What you should do:
Copy out each line of the entries below in which the string "body" appears.
───── Data supplied
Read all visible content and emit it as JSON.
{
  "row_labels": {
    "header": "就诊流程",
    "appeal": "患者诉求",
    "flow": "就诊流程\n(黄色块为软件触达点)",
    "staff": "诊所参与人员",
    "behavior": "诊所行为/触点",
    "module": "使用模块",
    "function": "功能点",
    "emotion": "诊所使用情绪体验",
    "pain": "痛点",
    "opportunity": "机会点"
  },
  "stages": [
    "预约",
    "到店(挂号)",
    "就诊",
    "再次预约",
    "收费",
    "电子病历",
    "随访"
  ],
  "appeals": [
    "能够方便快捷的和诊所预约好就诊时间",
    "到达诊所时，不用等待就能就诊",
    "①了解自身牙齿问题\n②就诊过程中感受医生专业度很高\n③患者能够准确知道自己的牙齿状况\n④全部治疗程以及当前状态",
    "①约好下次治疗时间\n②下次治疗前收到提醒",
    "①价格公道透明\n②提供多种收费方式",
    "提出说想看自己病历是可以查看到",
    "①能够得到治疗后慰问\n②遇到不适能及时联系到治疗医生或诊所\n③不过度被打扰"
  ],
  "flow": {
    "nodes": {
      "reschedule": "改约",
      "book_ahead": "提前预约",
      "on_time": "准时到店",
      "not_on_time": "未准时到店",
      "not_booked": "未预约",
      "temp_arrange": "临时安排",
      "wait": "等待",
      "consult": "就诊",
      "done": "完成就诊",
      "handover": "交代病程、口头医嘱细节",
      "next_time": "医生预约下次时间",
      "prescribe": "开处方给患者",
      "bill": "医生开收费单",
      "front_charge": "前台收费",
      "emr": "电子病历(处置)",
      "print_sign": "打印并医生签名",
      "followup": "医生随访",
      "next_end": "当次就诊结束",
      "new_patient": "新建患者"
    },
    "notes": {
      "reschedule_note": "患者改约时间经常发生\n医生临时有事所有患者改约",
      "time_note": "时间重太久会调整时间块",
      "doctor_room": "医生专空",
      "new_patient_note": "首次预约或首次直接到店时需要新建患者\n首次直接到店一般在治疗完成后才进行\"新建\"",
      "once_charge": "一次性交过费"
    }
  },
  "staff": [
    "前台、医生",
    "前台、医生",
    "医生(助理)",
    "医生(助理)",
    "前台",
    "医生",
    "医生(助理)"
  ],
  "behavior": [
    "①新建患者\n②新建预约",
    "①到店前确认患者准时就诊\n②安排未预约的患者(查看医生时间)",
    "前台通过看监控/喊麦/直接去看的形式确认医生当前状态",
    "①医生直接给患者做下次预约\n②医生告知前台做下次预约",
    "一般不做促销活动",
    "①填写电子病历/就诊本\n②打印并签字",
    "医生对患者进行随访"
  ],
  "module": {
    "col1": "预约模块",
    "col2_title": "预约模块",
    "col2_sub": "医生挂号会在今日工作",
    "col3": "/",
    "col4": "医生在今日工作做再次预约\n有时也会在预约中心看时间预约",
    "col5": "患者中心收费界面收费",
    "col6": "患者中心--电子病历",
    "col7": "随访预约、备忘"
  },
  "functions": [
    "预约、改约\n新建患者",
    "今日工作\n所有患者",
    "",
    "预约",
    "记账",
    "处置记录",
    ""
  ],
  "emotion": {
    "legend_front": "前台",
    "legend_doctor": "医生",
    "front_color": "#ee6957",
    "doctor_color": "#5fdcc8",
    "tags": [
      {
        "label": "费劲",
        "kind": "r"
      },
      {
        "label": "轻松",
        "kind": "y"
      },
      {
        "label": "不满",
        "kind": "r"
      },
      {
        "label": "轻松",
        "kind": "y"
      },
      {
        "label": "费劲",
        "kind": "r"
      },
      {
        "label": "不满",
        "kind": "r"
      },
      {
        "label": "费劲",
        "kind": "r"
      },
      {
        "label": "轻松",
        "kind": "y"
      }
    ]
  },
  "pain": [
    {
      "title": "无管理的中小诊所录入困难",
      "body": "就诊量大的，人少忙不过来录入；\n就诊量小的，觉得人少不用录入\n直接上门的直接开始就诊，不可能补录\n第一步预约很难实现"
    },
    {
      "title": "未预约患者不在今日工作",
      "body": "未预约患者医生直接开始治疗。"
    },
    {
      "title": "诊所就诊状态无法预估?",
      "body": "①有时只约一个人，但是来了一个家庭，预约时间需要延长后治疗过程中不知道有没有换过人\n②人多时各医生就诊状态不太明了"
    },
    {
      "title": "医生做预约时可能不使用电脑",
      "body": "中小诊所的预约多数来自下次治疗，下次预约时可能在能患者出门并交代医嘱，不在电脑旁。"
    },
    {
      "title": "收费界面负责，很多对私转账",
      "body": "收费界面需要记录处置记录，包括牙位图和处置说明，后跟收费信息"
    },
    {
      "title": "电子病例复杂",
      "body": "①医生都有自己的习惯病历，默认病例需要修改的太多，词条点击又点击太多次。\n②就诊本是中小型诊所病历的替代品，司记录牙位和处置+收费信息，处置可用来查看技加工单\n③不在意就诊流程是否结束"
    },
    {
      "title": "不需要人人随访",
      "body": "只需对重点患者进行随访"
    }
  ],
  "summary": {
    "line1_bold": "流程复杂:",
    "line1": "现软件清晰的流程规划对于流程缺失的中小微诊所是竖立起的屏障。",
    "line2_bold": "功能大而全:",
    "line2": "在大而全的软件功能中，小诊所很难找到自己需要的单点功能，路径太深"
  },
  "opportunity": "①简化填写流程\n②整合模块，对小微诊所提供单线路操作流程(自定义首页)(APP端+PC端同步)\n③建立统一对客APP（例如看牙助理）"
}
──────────
Written reply:
      "body": "就诊量大的，人少忙不过来录入；\n就诊量小的，觉得人少不用录入\n直接上门的直接开始就诊，不可能补录\n第一步预约很难实现"
      "body": "未预约患者医生直接开始治疗。"
      "body": "①有时只约一个人，但是来了一个家庭，预约时间需要延长后治疗过程中不知道有没有换过人\n②人多时各医生就诊状态不太明了"
      "body": "中小诊所的预约多数来自下次治疗，下次预约时可能在能患者出门并交代医嘱，不在电脑旁。"
      "body": "收费界面需要记录处置记录，包括牙位图和处置说明，后跟收费信息"
      "body": "①医生都有自己的习惯病历，默认病例需要修改的太多，词条点击又点击太多次。\n②就诊本是中小型诊所病历的替代品，司记录牙位和处置+收费信息，处置可用来查看技加工单\n③不在意就诊流程是否结束"
      "body": "只需对重点患者进行随访"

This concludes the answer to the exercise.